(Information supplied begins)

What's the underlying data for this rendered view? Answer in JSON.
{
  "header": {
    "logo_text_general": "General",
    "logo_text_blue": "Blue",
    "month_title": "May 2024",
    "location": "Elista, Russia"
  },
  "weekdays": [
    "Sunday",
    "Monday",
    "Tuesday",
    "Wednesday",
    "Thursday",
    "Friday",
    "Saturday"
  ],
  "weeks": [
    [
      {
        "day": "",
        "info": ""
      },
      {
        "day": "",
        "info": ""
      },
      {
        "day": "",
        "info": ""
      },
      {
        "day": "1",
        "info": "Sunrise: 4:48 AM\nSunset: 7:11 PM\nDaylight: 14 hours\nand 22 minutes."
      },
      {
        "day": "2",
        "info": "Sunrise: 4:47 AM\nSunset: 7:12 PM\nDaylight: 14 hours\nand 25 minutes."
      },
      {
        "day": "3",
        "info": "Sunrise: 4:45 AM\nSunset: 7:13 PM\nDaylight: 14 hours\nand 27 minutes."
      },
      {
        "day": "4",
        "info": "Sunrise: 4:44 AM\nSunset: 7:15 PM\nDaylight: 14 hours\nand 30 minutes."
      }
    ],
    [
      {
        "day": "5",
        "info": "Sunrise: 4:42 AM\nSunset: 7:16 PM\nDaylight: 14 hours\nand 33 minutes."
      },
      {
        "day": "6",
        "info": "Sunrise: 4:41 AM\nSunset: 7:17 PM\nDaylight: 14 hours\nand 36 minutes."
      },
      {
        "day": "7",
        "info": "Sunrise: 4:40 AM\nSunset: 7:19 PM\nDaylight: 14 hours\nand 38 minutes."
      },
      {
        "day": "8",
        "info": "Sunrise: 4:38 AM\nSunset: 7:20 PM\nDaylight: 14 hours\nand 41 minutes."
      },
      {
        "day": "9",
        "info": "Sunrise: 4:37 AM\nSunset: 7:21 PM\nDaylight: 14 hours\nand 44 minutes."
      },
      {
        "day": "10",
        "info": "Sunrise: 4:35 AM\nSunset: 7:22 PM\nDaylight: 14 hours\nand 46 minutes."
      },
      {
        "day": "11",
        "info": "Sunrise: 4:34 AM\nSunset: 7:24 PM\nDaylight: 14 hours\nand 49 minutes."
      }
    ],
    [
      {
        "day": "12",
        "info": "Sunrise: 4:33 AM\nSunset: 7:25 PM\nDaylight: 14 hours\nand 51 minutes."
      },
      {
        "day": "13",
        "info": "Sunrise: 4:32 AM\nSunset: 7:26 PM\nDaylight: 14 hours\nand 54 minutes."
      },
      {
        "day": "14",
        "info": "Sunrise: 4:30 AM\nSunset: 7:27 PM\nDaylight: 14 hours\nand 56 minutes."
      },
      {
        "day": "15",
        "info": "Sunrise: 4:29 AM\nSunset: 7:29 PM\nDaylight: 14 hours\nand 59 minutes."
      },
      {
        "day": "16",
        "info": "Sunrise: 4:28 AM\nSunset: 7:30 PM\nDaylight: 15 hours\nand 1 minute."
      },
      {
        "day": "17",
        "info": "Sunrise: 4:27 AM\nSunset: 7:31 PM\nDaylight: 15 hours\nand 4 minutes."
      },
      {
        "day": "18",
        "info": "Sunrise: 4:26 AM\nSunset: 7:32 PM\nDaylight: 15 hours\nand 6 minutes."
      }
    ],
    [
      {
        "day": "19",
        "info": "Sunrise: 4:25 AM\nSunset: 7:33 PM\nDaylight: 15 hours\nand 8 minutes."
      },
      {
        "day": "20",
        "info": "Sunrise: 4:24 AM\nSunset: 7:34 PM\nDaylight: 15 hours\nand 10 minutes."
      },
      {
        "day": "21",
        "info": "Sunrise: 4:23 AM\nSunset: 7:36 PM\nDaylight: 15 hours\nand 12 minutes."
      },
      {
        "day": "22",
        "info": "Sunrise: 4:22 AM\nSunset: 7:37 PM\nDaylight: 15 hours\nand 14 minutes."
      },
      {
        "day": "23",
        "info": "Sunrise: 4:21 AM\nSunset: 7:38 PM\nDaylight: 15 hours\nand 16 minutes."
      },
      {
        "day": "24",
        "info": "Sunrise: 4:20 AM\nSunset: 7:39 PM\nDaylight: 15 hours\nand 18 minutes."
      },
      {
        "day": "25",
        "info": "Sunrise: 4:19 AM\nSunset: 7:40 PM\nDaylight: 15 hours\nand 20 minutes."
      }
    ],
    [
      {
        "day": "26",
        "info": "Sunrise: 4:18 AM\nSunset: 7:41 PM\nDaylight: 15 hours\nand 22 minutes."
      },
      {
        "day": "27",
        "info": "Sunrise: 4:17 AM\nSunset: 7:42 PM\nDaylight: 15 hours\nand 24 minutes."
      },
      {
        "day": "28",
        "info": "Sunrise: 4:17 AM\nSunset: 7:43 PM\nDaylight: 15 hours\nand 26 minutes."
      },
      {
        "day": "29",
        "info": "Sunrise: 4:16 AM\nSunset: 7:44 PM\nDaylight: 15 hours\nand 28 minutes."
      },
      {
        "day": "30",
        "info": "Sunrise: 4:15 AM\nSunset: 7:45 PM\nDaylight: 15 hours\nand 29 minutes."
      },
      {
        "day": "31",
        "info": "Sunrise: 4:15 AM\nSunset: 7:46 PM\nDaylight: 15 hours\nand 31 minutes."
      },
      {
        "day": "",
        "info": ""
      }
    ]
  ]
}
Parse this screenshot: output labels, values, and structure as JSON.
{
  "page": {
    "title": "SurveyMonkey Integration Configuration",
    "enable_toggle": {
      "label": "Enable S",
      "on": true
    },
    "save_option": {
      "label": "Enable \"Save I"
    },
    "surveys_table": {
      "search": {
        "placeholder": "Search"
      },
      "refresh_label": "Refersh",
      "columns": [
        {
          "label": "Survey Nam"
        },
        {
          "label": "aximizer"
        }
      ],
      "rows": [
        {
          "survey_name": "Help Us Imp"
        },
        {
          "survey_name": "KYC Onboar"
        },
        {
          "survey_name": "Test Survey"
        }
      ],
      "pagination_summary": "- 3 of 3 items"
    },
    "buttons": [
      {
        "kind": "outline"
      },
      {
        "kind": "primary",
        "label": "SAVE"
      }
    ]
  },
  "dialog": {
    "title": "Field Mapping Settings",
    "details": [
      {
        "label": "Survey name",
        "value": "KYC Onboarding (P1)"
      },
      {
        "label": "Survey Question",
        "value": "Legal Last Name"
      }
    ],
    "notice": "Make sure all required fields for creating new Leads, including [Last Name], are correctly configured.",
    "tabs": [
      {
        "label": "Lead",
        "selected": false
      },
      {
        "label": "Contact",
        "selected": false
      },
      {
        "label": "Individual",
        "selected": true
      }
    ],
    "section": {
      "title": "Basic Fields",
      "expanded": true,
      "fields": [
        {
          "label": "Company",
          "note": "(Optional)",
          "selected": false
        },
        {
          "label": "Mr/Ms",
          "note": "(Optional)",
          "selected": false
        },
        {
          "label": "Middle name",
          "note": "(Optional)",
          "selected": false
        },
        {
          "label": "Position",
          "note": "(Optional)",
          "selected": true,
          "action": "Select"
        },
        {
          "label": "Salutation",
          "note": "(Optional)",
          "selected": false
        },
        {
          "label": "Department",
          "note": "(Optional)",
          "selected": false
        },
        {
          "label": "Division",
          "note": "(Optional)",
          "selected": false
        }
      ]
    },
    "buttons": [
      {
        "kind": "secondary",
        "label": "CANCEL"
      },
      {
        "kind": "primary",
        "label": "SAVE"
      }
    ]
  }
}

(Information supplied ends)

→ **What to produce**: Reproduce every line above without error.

→ **Finished exercise**:
What's the underlying data for this rendered view? Answer in JSON.
{
  "header": {
    "logo_text_general": "General",
    "logo_text_blue": "Blue",
    "month_title": "May 2024",
    "location": "Elista, Russia"
  },
  "weekdays": [
    "Sunday",
    "Monday",
    "Tuesday",
    "Wednesday",
    "Thursday",
    "Friday",
    "Saturday"
  ],
  "weeks": [
    [
      {
        "day": "",
        "info": ""
      },
      {
        "day": "",
        "info": ""
      },
      {
        "day": "",
        "info": ""
      },
      {
        "day": "1",
        "info": "Sunrise: 4:48 AM\nSunset: 7:11 PM\nDaylight: 14 hours\nand 22 minutes."
      },
      {
        "day": "2",
        "info": "Sunrise: 4:47 AM\nSunset: 7:12 PM\nDaylight: 14 hours\nand 25 minutes."
      },
      {
        "day": "3",
        "info": "Sunrise: 4:45 AM\nSunset: 7:13 PM\nDaylight: 14 hours\nand 27 minutes."
      },
      {
        "day": "4",
        "info": "Sunrise: 4:44 AM\nSunset: 7:15 PM\nDaylight: 14 hours\nand 30 minutes."
      }
    ],
    [
      {
        "day": "5",
        "info": "Sunrise: 4:42 AM\nSunset: 7:16 PM\nDaylight: 14 hours\nand 33 minutes."
      },
      {
        "day": "6",
        "info": "Sunrise: 4:41 AM\nSunset: 7:17 PM\nDaylight: 14 hours\nand 36 minutes."
      },
      {
        "day": "7",
        "info": "Sunrise: 4:40 AM\nSunset: 7:19 PM\nDaylight: 14 hours\nand 38 minutes."
      },
      {
        "day": "8",
        "info": "Sunrise: 4:38 AM\nSunset: 7:20 PM\nDaylight: 14 hours\nand 41 minutes."
      },
      {
        "day": "9",
        "info": "Sunrise: 4:37 AM\nSunset: 7:21 PM\nDaylight: 14 hours\nand 44 minutes."
      },
      {
        "day": "10",
        "info": "Sunrise: 4:35 AM\nSunset: 7:22 PM\nDaylight: 14 hours\nand 46 minutes."
      },
      {
        "day": "11",
        "info": "Sunrise: 4:34 AM\nSunset: 7:24 PM\nDaylight: 14 hours\nand 49 minutes."
      }
    ],
    [
      {
        "day": "12",
        "info": "Sunrise: 4:33 AM\nSunset: 7:25 PM\nDaylight: 14 hours\nand 51 minutes."
      },
      {
        "day": "13",
        "info": "Sunrise: 4:32 AM\nSunset: 7:26 PM\nDaylight: 14 hours\nand 54 minutes."
      },
      {
        "day": "14",
        "info": "Sunrise: 4:30 AM\nSunset: 7:27 PM\nDaylight: 14 hours\nand 56 minutes."
      },
      {
        "day": "15",
        "info": "Sunrise: 4:29 AM\nSunset: 7:29 PM\nDaylight: 14 hours\nand 59 minutes."
      },
      {
        "day": "16",
        "info": "Sunrise: 4:28 AM\nSunset: 7:30 PM\nDaylight: 15 hours\nand 1 minute."
      },
      {
        "day": "17",
        "info": "Sunrise: 4:27 AM\nSunset: 7:31 PM\nDaylight: 15 hours\nand 4 minutes."
      },
      {
        "day": "18",
        "info": "Sunrise: 4:26 AM\nSunset: 7:32 PM\nDaylight: 15 hours\nand 6 minutes."
      }
    ],
    [
      {
        "day": "19",
        "info": "Sunrise: 4:25 AM\nSunset: 7:33 PM\nDaylight: 15 hours\nand 8 minutes."
      },
      {
        "day": "20",
        "info": "Sunrise: 4:24 AM\nSunset: 7:34 PM\nDaylight: 15 hours\nand 10 minutes."
      },
      {
        "day": "21",
        "info": "Sunrise: 4:23 AM\nSunset: 7:36 PM\nDaylight: 15 hours\nand 12 minutes."
      },
      {
        "day": "22",
        "info": "Sunrise: 4:22 AM\nSunset: 7:37 PM\nDaylight: 15 hours\nand 14 minutes."
      },
      {
        "day": "23",
        "info": "Sunrise: 4:21 AM\nSunset: 7:38 PM\nDaylight: 15 hours\nand 16 minutes."
      },
      {
        "day": "24",
        "info": "Sunrise: 4:20 AM\nSunset: 7:39 PM\nDaylight: 15 hours\nand 18 minutes."
      },
      {
        "day": "25",
        "info": "Sunrise: 4:19 AM\nSunset: 7:40 PM\nDaylight: 15 hours\nand 20 minutes."
      }
    ],
    [
      {
        "day": "26",
        "info": "Sunrise: 4:18 AM\nSunset: 7:41 PM\nDaylight: 15 hours\nand 22 minutes."
      },
      {
        "day": "27",
        "info": "Sunrise: 4:17 AM\nSunset: 7:42 PM\nDaylight: 15 hours\nand 24 minutes."
      },
      {
        "day": "28",
        "info": "Sunrise: 4:17 AM\nSunset: 7:43 PM\nDaylight: 15 hours\nand 26 minutes."
      },
      {
        "day": "29",
        "info": "Sunrise: 4:16 AM\nSunset: 7:44 PM\nDaylight: 15 hours\nand 28 minutes."
      },
      {
        "day": "30",
        "info": "Sunrise: 4:15 AM\nSunset: 7:45 PM\nDaylight: 15 hours\nand 29 minutes."
      },
      {
        "day": "31",
        "info": "Sunrise: 4:15 AM\nSunset: 7:46 PM\nDaylight: 15 hours\nand 31 minutes."
      },
      {
        "day": "",
        "info": ""
      }
    ]
  ]
}
Parse this screenshot: output labels, values, and structure as JSON.
{
  "page": {
    "title": "SurveyMonkey Integration Configuration",
    "enable_toggle": {
      "label": "Enable S",
      "on": true
    },
    "save_option": {
      "label": "Enable \"Save I"
    },
    "surveys_table": {
      "search": {
        "placeholder": "Search"
      },
      "refresh_label": "Refersh",
      "columns": [
        {
          "label": "Survey Nam"
        },
        {
          "label": "aximizer"
        }
      ],
      "rows": [
        {
          "survey_name": "Help Us Imp"
        },
        {
          "survey_name": "KYC Onboar"
        },
        {
          "survey_name": "Test Survey"
        }
      ],
      "pagination_summary": "- 3 of 3 items"
    },
    "buttons": [
      {
        "kind": "outline"
      },
      {
        "kind": "primary",
        "label": "SAVE"
      }
    ]
  },
  "dialog": {
    "title": "Field Mapping Settings",
    "details": [
      {
        "label": "Survey name",
        "value": "KYC Onboarding (P1)"
      },
      {
        "label": "Survey Question",
        "value": "Legal Last Name"
      }
    ],
    "notice": "Make sure all required fields for creating new Leads, including [Last Name], are correctly configured.",
    "tabs": [
      {
        "label": "Lead",
        "selected": false
      },
      {
        "label": "Contact",
        "selected": false
      },
      {
        "label": "Individual",
        "selected": true
      }
    ],
    "section": {
      "title": "Basic Fields",
      "expanded": true,
      "fields": [
        {
          "label": "Company",
          "note": "(Optional)",
          "selected": false
        },
        {
          "label": "Mr/Ms",
          "note": "(Optional)",
          "selected": false
        },
        {
          "label": "Middle name",
          "note": "(Optional)",
          "selected": false
        },
        {
          "label": "Position",
          "note": "(Optional)",
          "selected": true,
          "action": "Select"
        },
        {
          "label": "Salutation",
          "note": "(Optional)",
          "selected": false
        },
        {
          "label": "Department",
          "note": "(Optional)",
          "selected": false
        },
        {
          "label": "Division",
          "note": "(Optional)",
          "selected": false
        }
      ]
    },
    "buttons": [
      {
        "kind": "secondary",
        "label": "CANCEL"
      },
      {
        "kind": "primary",
        "label": "SAVE"
      }
    ]
  }
}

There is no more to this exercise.